Task prompt
Output, exactly and in full, the entries that appear below.

Records to use
__________________________________________________
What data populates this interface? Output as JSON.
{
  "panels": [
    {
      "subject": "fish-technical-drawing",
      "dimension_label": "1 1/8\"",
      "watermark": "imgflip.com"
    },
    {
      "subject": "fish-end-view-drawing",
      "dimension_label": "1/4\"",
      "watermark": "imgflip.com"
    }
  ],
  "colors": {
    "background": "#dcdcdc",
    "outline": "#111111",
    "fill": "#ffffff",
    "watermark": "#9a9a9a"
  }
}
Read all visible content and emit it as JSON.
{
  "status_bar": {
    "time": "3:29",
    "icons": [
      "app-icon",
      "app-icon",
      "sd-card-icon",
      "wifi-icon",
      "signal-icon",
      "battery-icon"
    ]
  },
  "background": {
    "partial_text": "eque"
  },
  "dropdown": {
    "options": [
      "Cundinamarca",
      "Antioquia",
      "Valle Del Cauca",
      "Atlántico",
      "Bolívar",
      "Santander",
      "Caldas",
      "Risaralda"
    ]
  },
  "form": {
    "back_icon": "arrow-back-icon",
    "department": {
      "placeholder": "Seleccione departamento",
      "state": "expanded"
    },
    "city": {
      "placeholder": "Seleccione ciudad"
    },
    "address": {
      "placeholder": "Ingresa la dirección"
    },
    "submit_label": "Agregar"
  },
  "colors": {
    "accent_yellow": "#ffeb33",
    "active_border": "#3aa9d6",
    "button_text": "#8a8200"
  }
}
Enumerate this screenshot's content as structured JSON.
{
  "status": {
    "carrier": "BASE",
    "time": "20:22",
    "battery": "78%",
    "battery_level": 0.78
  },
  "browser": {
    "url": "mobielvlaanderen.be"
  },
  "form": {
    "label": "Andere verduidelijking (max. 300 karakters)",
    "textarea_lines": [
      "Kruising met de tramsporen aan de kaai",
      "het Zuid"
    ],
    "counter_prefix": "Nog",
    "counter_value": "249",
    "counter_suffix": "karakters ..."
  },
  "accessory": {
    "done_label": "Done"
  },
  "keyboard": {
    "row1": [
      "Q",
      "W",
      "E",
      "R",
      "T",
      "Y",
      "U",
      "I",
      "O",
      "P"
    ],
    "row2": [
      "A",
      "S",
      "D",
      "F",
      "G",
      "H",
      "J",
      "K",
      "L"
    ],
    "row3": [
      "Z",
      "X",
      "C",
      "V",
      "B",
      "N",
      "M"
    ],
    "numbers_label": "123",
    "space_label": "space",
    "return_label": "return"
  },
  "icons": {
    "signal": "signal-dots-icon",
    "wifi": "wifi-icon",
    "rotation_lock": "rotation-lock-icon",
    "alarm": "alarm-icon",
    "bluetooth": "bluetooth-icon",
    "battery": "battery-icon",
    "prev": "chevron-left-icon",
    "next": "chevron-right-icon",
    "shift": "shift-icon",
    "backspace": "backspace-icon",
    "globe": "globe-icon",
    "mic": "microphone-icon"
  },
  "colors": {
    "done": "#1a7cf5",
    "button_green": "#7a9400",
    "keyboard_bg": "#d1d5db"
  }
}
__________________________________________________
Solved exercise
What data populates this interface? Output as JSON.
{
  "panels": [
    {
      "subject": "fish-technical-drawing",
      "dimension_label": "1 1/8\"",
      "watermark": "imgflip.com"
    },
    {
      "subject": "fish-end-view-drawing",
      "dimension_label": "1/4\"",
      "watermark": "imgflip.com"
    }
  ],
  "colors": {
    "background": "#dcdcdc",
    "outline": "#111111",
    "fill": "#ffffff",
    "watermark": "#9a9a9a"
  }
}
Read all visible content and emit it as JSON.
{
  "status_bar": {
    "time": "3:29",
    "icons": [
      "app-icon",
      "app-icon",
      "sd-card-icon",
      "wifi-icon",
      "signal-icon",
      "battery-icon"
    ]
  },
  "background": {
    "partial_text": "eque"
  },
  "dropdown": {
    "options": [
      "Cundinamarca",
      "Antioquia",
      "Valle Del Cauca",
      "Atlántico",
      "Bolívar",
      "Santander",
      "Caldas",
      "Risaralda"
    ]
  },
  "form": {
    "back_icon": "arrow-back-icon",
    "department": {
      "placeholder": "Seleccione departamento",
      "state": "expanded"
    },
    "city": {
      "placeholder": "Seleccione ciudad"
    },
    "address": {
      "placeholder": "Ingresa la dirección"
    },
    "submit_label": "Agregar"
  },
  "colors": {
    "accent_yellow": "#ffeb33",
    "active_border": "#3aa9d6",
    "button_text": "#8a8200"
  }
}
Enumerate this screenshot's content as structured JSON.
{
  "status": {
    "carrier": "BASE",
    "time": "20:22",
    "battery": "78%",
    "battery_level": 0.78
  },
  "browser": {
    "url": "mobielvlaanderen.be"
  },
  "form": {
    "label": "Andere verduidelijking (max. 300 karakters)",
    "textarea_lines": [
      "Kruising met de tramsporen aan de kaai",
      "het Zuid"
    ],
    "counter_prefix": "Nog",
    "counter_value": "249",
    "counter_suffix": "karakters ..."
  },
  "accessory": {
    "done_label": "Done"
  },
  "keyboard": {
    "row1": [
      "Q",
      "W",
      "E",
      "R",
      "T",
      "Y",
      "U",
      "I",
      "O",
      "P"
    ],
    "row2": [
      "A",
      "S",
      "D",
      "F",
      "G",
      "H",
      "J",
      "K",
      "L"
    ],
    "row3": [
      "Z",
      "X",
      "C",
      "V",
      "B",
      "N",
      "M"
    ],
    "numbers_label": "123",
    "space_label": "space",
    "return_label": "return"
  },
  "icons": {
    "signal": "signal-dots-icon",
    "wifi": "wifi-icon",
    "rotation_lock": "rotation-lock-icon",
    "alarm": "alarm-icon",
    "bluetooth": "bluetooth-icon",
    "battery": "battery-icon",
    "prev": "chevron-left-icon",
    "next": "chevron-right-icon",
    "shift": "shift-icon",
    "backspace": "backspace-icon",
    "globe": "globe-icon",
    "mic": "microphone-icon"
  },
  "colors": {
    "done": "#1a7cf5",
    "button_green": "#7a9400",
    "keyboard_bg": "#d1d5db"
  }
}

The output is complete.